From HB 1926: 1 (2) The use of deadly force is not justifiable under
2 this section unless the actor believes that such force is
3 necessary to protect himself against death, serious bodily
4 injury, kidnapping or sexual intercourse compelled by force
5 or threat
Nowhere does it say that being trigger-happy is a valid defense from prosecution. Now for the Post-Gazette's elementary closing:
It is shocking the Legislature should thwart the law enforcement community's wishes by finishing work on this bill just days after Game Commission Wildlife Conservation Officer David L. Grove was killed, authorities say, by a convicted felon with an illegal firearm. Although this bill passed both houses by wide margins, Mr. Rendell, who must decide by Saturday, should take out his veto pen and stand up for what is right and not what is popular.
What a way to use the death of an officer as political capital. Especially when it is completely unrelated to the issue at hand. Officer Grove was killed by a convicted felon possessing an illegal firearm (I'm assuming they mean illegally carried) - that's two crimes already.

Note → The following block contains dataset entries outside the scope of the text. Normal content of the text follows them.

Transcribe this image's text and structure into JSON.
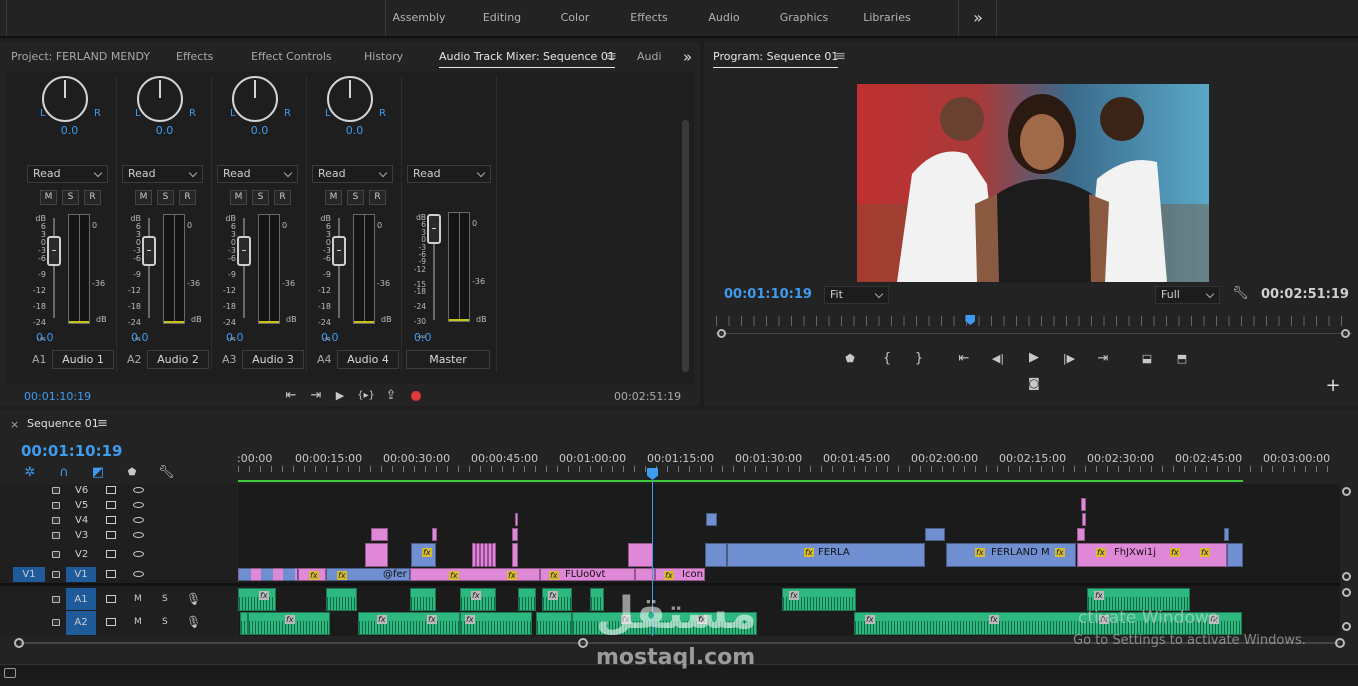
{
  "workspace": {
    "tabs": [
      "Assembly",
      "Editing",
      "Color",
      "Effects",
      "Audio",
      "Graphics",
      "Libraries"
    ],
    "more": "»"
  },
  "left_panel": {
    "tabs": [
      "Project: FERLAND MENDY",
      "Effects",
      "Effect Controls",
      "History",
      "Audio Track Mixer: Sequence 01",
      "Audi"
    ],
    "active_tab": "Audio Track Mixer: Sequence 01",
    "channels": [
      {
        "num": "A1",
        "name": "Audio 1",
        "pan": "0.0",
        "mode": "Read",
        "volume": "0.0"
      },
      {
        "num": "A2",
        "name": "Audio 2",
        "pan": "0.0",
        "mode": "Read",
        "volume": "0.0"
      },
      {
        "num": "A3",
        "name": "Audio 3",
        "pan": "0.0",
        "mode": "Read",
        "volume": "0.0"
      },
      {
        "num": "A4",
        "name": "Audio 4",
        "pan": "0.0",
        "mode": "Read",
        "volume": "0.0"
      },
      {
        "num": "",
        "name": "Master",
        "pan": "",
        "mode": "Read",
        "volume": "0.0"
      }
    ],
    "msr": [
      "M",
      "S",
      "R"
    ],
    "pan_l": "L",
    "pan_r": "R",
    "fader_scale": [
      "dB",
      "6",
      "3",
      "0",
      "-3",
      "-6",
      "-9",
      "-12",
      "-18",
      "-24",
      "-∞"
    ],
    "master_scale": [
      "dB",
      "6",
      "3",
      "0",
      "-3",
      "-6",
      "-9",
      "-12",
      "-15",
      "-18",
      "-24",
      "-30",
      "-∞"
    ],
    "meter_scale": [
      "0",
      "-36",
      "dB"
    ],
    "timecode_current": "00:01:10:19",
    "timecode_end": "00:02:51:19"
  },
  "program": {
    "title": "Program: Sequence 01",
    "timecode_current": "00:01:10:19",
    "timecode_end": "00:02:51:19",
    "zoom": "Fit",
    "resolution": "Full",
    "playhead_fraction": 0.4
  },
  "timeline": {
    "title": "Sequence 01",
    "timecode": "00:01:10:19",
    "ruler": [
      ":00:00",
      "00:00:15:00",
      "00:00:30:00",
      "00:00:45:00",
      "00:01:00:00",
      "00:01:15:00",
      "00:01:30:00",
      "00:01:45:00",
      "00:02:00:00",
      "00:02:15:00",
      "00:02:30:00",
      "00:02:45:00",
      "00:03:00:00"
    ],
    "video_tracks": [
      "V6",
      "V5",
      "V4",
      "V3",
      "V2",
      "V1"
    ],
    "audio_tracks": [
      "A1",
      "A2"
    ],
    "source_patch": "V1",
    "clip_labels": {
      "v1a": "@fer",
      "v1b": "FLUo0vt",
      "v1c": "Icon",
      "v2a": "FERLA",
      "v2b": "FERLAND M",
      "v2c": "FhJXwi1j"
    },
    "fx": "fx",
    "m": "M",
    "s": "S"
  },
  "watermark": {
    "arabic": "مستقل",
    "latin": "mostaql.com"
  },
  "windows_activation": {
    "line1": "ctivate Windows",
    "line2": "Go to Settings to activate Windows."
  },
  "colors": {
    "accent": "#3d9bf0",
    "video_blue": "#6f8fd0",
    "video_pink": "#e088d8",
    "audio_green": "#2db87f",
    "green_bar": "#3cc83c",
    "record": "#e03a3a"
  }
}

Add to this the fact that the murderer was not in a residence or vehicle, was committing another crime (poaching) already, and attacked a person he KNEW to be a police officer - he's already violated three of the requirements for the Castle Doctrine to apply.

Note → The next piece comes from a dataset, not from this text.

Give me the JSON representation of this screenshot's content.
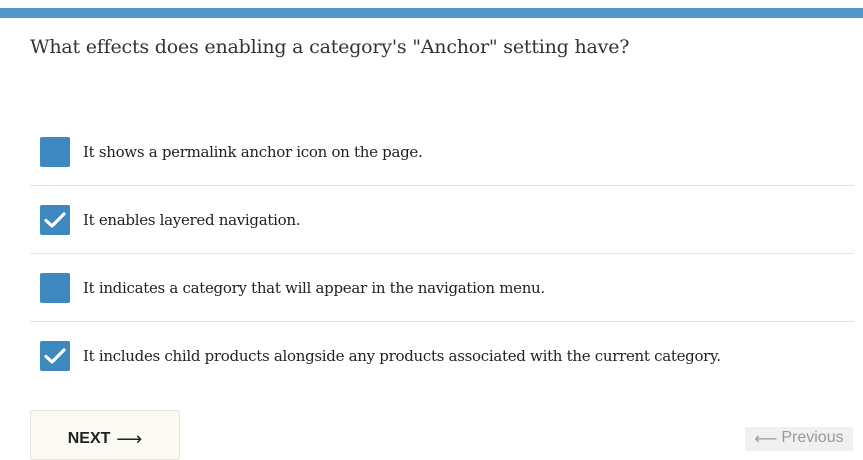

No, the travesty is that the editors at the Pittsburgh Post-Gazette are willing to sacrifice the lives of innocent, law-abiding citizens in order to advance a political agenda.

The Only Ones

Via The Truth About Cars blog, we're treated to jackass Secretary of Transportation Ray LaHood talking on NPR about pushing a Federal ban on using cell phones while driving:
LUDDEN: Okay. Let’s take another phone call. Jesse(ph) is on the line in Hartford, Connecticut. Go right ahead, Jesse.

JESSE (Caller): How are you guys?

LUDDEN: Good.

Sec. LaHOOD: Good.

JESSE: Good. First, thanks for taking my call. I do live in Hartford, Connecticut, and I have received a ticket for talking on a cell phone while driving. I’m just wondering because I see officers in Hartford constantly on the phone while they drive. What would that have an effect on their actions and their behaviors if this law will become a national regulation?

Sec. LaHOOD: Well, in the states that have passed laws, law enforcement people are exempted because of the jobs that they have, and that the ability that they need to be able to talk on cell phones. I believe they are trained to be careful when they’re doing it. But the truth is, they’re exempted because of the safety because they’re public safety officers and they’re required to have that kind of communication.

LUDDEN: All right. Jesse, thanks does that answer your question?

JESSE: I guess I would just prefer that. I mean, obviously, the interest of the public safety is important. Ill tell you, if I’m an entrepreneur and I have 45 people who depend on my performance, and Im in the car five hours a day, would you support offering some type of class or training where I could have similar training and be able to use my cell phone while I drive, because I produce output from being on the road and being on my phone?

Sec. LaHOOD: Absolutely not. Driving and talking is dangerous. Using a cell phone or a BlackBerry is dangerous while you’re driving.

Silly Rabbit, of course you can't have the same special training - that's a perk of being an "only one"!